“I know of companies that have recommended 300-400kg K/ha - just crazy amounts - because they think the yellowing is all about potassium. We regularly tissue test our crops and rarely see Mg or K deficiencies.”
He says farmers should be questioning these recommendations, particularly as the trial sites have not shown a consistent yield response to K across a range soil types over both years.

The second season K trials were undertaken on three of the seven original sites, located at Orari, Gore and Whanganui.

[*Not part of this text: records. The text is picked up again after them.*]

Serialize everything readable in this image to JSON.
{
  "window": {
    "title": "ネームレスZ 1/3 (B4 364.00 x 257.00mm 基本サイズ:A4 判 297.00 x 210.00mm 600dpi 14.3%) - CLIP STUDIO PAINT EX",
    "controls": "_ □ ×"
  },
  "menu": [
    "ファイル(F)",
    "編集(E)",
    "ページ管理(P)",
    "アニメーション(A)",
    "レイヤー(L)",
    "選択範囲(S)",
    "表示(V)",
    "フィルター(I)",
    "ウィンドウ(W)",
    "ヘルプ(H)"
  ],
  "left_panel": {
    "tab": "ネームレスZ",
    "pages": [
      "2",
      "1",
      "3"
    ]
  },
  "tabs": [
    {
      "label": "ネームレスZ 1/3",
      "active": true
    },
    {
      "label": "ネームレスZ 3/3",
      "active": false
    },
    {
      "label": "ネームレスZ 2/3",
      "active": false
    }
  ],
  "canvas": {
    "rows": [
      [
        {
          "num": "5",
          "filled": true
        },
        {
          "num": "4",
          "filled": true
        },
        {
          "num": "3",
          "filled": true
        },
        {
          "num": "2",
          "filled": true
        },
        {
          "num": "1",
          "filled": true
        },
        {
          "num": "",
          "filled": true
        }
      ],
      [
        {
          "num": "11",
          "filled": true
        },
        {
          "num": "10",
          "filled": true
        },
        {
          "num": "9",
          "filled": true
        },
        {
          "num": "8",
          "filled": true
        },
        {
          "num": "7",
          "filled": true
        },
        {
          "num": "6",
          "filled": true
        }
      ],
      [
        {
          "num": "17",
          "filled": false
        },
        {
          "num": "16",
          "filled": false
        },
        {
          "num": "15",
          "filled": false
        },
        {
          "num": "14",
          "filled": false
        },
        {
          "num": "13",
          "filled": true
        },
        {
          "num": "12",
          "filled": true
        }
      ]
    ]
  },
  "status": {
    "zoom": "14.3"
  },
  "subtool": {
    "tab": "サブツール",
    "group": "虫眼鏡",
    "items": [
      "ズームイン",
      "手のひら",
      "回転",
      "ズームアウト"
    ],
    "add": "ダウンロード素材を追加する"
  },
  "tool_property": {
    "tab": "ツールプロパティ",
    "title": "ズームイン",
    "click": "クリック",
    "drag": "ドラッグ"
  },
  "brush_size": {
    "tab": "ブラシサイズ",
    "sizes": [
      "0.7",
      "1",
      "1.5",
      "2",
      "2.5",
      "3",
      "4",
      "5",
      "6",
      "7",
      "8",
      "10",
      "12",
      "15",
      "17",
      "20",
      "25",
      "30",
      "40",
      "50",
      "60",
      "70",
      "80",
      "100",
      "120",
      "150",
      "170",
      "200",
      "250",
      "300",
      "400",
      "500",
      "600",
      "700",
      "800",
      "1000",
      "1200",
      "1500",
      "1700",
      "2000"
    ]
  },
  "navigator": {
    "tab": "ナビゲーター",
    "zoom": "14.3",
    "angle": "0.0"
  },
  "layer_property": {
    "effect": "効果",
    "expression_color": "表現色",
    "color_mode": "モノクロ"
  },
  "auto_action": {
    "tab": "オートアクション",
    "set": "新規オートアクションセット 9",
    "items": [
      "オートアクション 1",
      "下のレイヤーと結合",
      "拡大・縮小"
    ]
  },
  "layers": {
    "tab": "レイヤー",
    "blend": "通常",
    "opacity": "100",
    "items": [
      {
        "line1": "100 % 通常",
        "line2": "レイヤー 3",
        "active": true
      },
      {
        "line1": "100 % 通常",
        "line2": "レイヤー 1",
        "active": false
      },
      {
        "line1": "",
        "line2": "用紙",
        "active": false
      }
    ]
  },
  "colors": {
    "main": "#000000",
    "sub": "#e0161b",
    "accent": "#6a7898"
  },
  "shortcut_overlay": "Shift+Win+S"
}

With lower soil K (quick test 3.0) at Orari, again a response could have been expected, however there was no yield increase at higher K rates and a very small K plant concentration increase from 2.23% K for the control to 2.57% K at 150kg K/ha. In this case, the crop had sufficient access to reserve soil K, so that yield was not limited by lack of K. A recommendation is for less K to be applied in situations where adequate K is derived from soil reserves. From a sustainability perspective, consideration must be given to the amount of K removed in crop harvest and the amounts that may be returned in dung and urine during grazing.

Across the other sites, only one showed a response for yield (control vs 150kg K/ha), and all other sites showed no effect from rate or timing of K. Luxury uptake by the plant at increasing K application rates was seen at other sites.

“These excessively high rates of fertiliser are wasting money. If you are trying to raise your K levels then that is another issue, but generally speaking the nutrients are returned because it is all grazed in the paddock.

"I feel more attention needs to be paid to the aphids that are transmitting viruses to not just beet but also brassicas. It is critical we have a greater understanding of the potential insecticide resistance out there and gain more information into when there is likely to be a threat of virus transmission. I also strongly suggest that we aim to look after our beneficial insects because they are our friends after all!” says Chris.

The final year of the SFF trial will look at expanding these findings to paddock scale and further attention will be given to foliar disease control.